A backlog of 374,000 clinical documents which included more than 1,800 high priority items were not redirected as they should have been, a report has revealed.
The National Audit Office (NAO) investigation, published on 2 February, looked into a small proportion of GPs who had not been complying with guidance to return to sender if they were wrongly sent correspondence.
This included clinical papers, child protection notes, treatment plans and changes to patients’ medication regimes – such as when a patient has moved to another practice.
Instead the doctors had been sending the mail on to outsourcing firm Capita, the provider of primary care support services for NHS England, which is not contracted to forward it on.
The incident was reported to the NAO in October 2016, 18 months after new arrangements for handling misdirected correspondence were introduced in May 2015.
Initial backlog checks by Capita estimated there were 580,000 ‘clinical notes’ involved, but later checks by NHS England revealed there was an estimated 170,000 items of clinical correspondence.
The report reveals NHS England did not ask or contract Capita to return the correspondence.
By July 2017, Capita and NHS England had identified that there were in fact 277,000 items of clinical correspondence which were under an agreed process to return to the correct GP.
NHS England paused the review and return of clinical correspondence in August 2017 following an information governance incident, which highlighted a wider problem.
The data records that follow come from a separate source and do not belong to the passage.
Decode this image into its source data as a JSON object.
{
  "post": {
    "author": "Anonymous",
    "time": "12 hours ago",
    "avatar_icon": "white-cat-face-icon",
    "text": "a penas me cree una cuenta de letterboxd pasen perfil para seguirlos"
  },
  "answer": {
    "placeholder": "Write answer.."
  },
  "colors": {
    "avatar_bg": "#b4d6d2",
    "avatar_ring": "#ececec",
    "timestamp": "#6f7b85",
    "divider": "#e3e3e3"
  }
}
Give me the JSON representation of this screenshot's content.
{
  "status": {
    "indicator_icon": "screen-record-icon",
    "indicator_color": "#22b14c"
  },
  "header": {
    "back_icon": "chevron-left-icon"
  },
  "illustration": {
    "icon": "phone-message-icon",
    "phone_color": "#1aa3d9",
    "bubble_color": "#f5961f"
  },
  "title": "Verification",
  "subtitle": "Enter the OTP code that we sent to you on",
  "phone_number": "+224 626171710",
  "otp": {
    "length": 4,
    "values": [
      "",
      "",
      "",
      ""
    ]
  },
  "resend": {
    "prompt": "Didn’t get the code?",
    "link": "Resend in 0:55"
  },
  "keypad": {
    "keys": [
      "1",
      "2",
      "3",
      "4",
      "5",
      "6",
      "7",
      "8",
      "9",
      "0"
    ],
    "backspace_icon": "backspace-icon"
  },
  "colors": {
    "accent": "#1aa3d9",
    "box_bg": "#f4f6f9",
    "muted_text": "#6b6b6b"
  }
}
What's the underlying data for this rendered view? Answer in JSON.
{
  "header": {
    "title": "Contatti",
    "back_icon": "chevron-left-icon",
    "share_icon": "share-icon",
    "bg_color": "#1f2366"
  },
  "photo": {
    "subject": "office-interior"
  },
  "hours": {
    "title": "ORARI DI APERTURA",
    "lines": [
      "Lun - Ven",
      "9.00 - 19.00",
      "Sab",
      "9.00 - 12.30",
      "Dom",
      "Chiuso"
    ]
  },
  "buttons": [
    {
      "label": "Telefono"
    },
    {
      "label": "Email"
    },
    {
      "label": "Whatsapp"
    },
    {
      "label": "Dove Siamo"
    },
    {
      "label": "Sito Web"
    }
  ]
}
In October 2017, it was thought there was a backlog of 162,000 items of clinical correspondence.
However, the NAO said NHS England’s National Incident Team had now identified and clinically reviewed 374,000 items of unprocessed correspondence.
The vast majority required no GP action to be taken, although NHS England identified 1,811 high priority items – such as documents deemed to be related to screening or urgent test results – as well as 25,361 low priority items.
By 20 November 2017, NHS England sent 18,829 items of misdirected clinical correspondence to relevant GPs, so that they could assess whether there had been any actual harm to patients.
It is estimated that it will cost NHS England £2.4 million to review clinical correspondence for evidence of harm, although until now there has been no evidence to suggest this.
The review is expected to be completed by the end of this month.
The report states NHS England is unable to stop GPs from sending clinical correspondence to Capita in error. This means NHS England has continued to receive between 5,000 and 10,000 items of clinical correspondence from Capita per month.
The NAO said it expected NHS England to carry out an information campaign to ensure that GPs understood the guidance for handling correspondence for patients who are not registered at their practice.
Dr Richard Vautrey, GP committee chair at the British Medical Association (BMA), said the misdirected correspondence was “no surprise”.
He added: “What is clear from this investigation is the inability of both NHS England and Capita to get to grips with a problem they have now known about for years.
“Capita itself admitted it failed to officially disclose the scale of the backlog to NHS England in good time, and both are yet to decide whose responsibility it is to return records to the right practice.
“Further, NHS England has still not launched an effective information campaign aimed at GPs, despite continuing to receive misdirected correspondence almost two years after it became aware of the problem.
“This is a further indictment of Capita’s shambolic running of GP backroom services and the real effect its failings are having on the safe care of patients.”
Back in November, the House of Commons Public Accounts Committee slammed the NHS for its ‘shoddy handling’ of the problem.